■ **Work order**:
Select every line below containing the word "name".

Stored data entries

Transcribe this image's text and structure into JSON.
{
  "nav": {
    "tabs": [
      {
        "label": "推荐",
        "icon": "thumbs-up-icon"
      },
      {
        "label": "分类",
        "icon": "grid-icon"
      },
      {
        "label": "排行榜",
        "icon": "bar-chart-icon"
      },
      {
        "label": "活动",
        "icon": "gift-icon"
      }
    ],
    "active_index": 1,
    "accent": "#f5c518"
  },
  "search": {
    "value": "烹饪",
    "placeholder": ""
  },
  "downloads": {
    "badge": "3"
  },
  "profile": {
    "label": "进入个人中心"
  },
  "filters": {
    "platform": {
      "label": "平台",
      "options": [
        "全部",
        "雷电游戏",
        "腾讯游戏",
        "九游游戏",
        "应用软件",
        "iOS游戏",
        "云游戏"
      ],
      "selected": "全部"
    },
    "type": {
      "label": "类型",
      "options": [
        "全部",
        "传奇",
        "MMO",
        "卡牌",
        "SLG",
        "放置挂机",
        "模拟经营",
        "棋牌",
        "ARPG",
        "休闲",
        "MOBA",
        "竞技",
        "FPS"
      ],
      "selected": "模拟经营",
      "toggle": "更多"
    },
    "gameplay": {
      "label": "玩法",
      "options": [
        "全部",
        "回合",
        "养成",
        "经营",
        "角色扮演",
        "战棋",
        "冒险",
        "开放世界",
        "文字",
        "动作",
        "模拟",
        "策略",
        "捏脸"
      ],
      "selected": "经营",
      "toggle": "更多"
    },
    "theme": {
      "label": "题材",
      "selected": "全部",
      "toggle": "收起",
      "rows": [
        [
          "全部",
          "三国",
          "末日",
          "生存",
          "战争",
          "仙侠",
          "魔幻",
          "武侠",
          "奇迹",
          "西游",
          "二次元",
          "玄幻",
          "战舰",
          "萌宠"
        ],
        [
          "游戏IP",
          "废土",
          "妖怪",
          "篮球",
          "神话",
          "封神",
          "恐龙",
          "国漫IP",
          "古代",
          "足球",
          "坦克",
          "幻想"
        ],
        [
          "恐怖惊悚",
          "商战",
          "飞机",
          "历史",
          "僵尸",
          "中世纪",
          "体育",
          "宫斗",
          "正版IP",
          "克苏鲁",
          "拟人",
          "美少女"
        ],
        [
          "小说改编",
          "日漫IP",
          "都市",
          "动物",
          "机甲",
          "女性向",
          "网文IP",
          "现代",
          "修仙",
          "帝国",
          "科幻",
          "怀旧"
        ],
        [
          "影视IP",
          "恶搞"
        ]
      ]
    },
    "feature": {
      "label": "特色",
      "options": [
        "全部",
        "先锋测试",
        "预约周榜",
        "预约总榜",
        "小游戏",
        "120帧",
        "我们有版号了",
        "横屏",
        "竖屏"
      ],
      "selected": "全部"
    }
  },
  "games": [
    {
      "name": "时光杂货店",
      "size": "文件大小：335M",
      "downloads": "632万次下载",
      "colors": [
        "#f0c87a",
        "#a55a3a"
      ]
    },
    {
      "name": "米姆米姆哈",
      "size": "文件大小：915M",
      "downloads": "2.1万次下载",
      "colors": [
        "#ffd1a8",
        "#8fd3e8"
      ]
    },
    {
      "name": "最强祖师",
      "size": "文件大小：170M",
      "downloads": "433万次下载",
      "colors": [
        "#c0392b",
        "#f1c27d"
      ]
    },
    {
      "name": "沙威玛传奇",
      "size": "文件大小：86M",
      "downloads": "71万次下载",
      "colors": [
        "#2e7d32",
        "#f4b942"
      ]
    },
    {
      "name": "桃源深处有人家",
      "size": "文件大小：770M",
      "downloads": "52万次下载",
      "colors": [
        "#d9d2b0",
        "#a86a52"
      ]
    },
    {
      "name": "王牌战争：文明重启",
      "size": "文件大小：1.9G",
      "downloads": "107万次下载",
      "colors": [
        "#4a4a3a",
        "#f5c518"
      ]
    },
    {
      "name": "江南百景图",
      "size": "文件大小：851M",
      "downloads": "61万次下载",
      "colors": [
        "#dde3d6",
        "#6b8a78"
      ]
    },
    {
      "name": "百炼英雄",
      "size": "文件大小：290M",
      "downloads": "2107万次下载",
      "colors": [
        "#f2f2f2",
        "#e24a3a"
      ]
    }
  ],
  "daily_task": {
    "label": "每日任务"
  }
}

■ **Solution to this task**:
      "name": "时光杂货店",
      "name": "米姆米姆哈",
      "name": "最强祖师",
      "name": "沙威玛传奇",
      "name": "桃源深处有人家",
      "name": "王牌战争：文明重启",
      "name": "江南百景图",
      "name": "百炼英雄",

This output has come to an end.